▸ **Assignment**: The line containing "Output a JSON" marks the start of the required copy, which runs to the final line of the entries; return those lines exactly, without any pictures.

▸ **Source records**:
══════
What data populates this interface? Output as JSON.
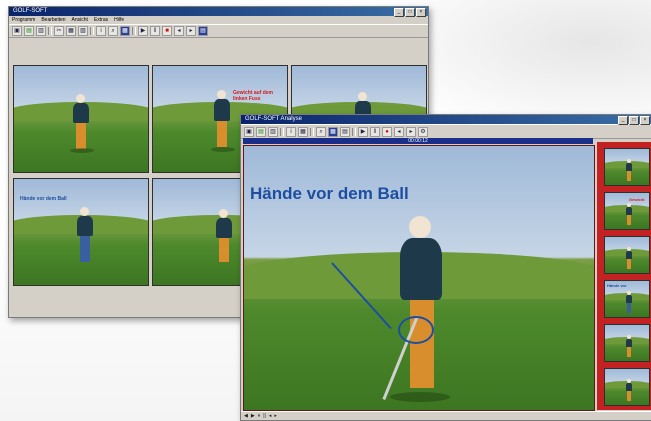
{
  "back_window": {
    "title": "GOLF-SOFT",
    "menu": [
      "Programm",
      "Bearbeiten",
      "Ansicht",
      "Extras",
      "Hilfe"
    ],
    "toolbar_icons": [
      "folder-icon",
      "save-icon",
      "print-icon",
      "cut-icon",
      "copy-icon",
      "paste-icon",
      "info-icon",
      "zoom-icon",
      "grid-icon",
      "play-icon",
      "pause-icon",
      "stop-icon",
      "prev-icon",
      "next-icon",
      "layout-icon"
    ],
    "frame_annotations": {
      "frame2": "Gewicht auf dem linken Fuss",
      "frame4": "Hände vor dem Ball"
    }
  },
  "front_window": {
    "title": "GOLF-SOFT Analyse",
    "position_label": "00:00:12",
    "main_annotation": "Hände vor dem Ball",
    "thumbnail_count": 6,
    "thumbnail_annotations": [
      "",
      "Gewicht",
      "",
      "Hände vor",
      "",
      ""
    ],
    "status_items": [
      "◀",
      "▶",
      "⏸",
      "||",
      "◂",
      "▸"
    ]
  },
  "colors": {
    "window_chrome": "#d4d0c8",
    "title_bar": "#0a246a",
    "annotation_blue": "#1e4ea0",
    "annotation_red": "#d81818",
    "thumb_strip": "#b41a1a"
  }
}
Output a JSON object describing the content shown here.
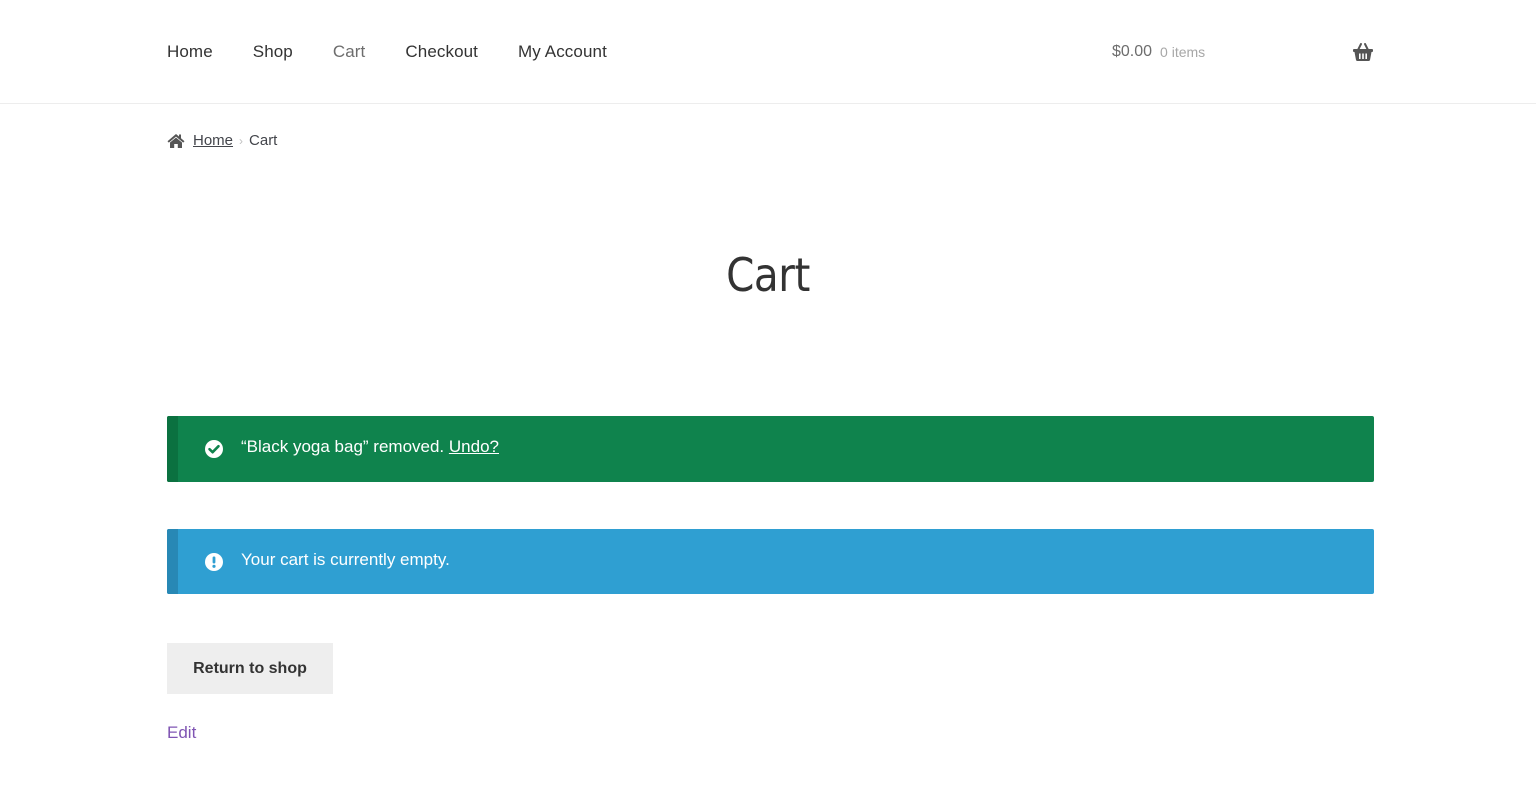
{
  "header": {
    "nav": [
      {
        "label": "Home",
        "current": false
      },
      {
        "label": "Shop",
        "current": false
      },
      {
        "label": "Cart",
        "current": true
      },
      {
        "label": "Checkout",
        "current": false
      },
      {
        "label": "My Account",
        "current": false
      }
    ],
    "cart_amount": "$0.00",
    "cart_count": "0 items",
    "cart_icon": "basket-icon"
  },
  "breadcrumb": {
    "home_icon": "home-icon",
    "home_label": "Home",
    "separator": "›",
    "current": "Cart"
  },
  "page_title": "Cart",
  "notices": {
    "success": {
      "icon": "check-circle-icon",
      "text": "“Black yoga bag” removed. ",
      "link": "Undo?",
      "color": "#0f834d"
    },
    "info": {
      "icon": "exclamation-circle-icon",
      "text": "Your cart is currently empty.",
      "color": "#2f9fd2"
    }
  },
  "actions": {
    "return_to_shop": "Return to shop",
    "edit": "Edit"
  }
}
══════
▸ **Answer area**:
Output a JSON object describing the content shown here.
{
  "header": {
    "nav": [
      {
        "label": "Home",
        "current": false
      },
      {
        "label": "Shop",
        "current": false
      },
      {
        "label": "Cart",
        "current": true
      },
      {
        "label": "Checkout",
        "current": false
      },
      {
        "label": "My Account",
        "current": false
      }
    ],
    "cart_amount": "$0.00",
    "cart_count": "0 items",
    "cart_icon": "basket-icon"
  },
  "breadcrumb": {
    "home_icon": "home-icon",
    "home_label": "Home",
    "separator": "›",
    "current": "Cart"
  },
  "page_title": "Cart",
  "notices": {
    "success": {
      "icon": "check-circle-icon",
      "text": "“Black yoga bag” removed. ",
      "link": "Undo?",
      "color": "#0f834d"
    },
    "info": {
      "icon": "exclamation-circle-icon",
      "text": "Your cart is currently empty.",
      "color": "#2f9fd2"
    }
  },
  "actions": {
    "return_to_shop": "Return to shop",
    "edit": "Edit"
  }
}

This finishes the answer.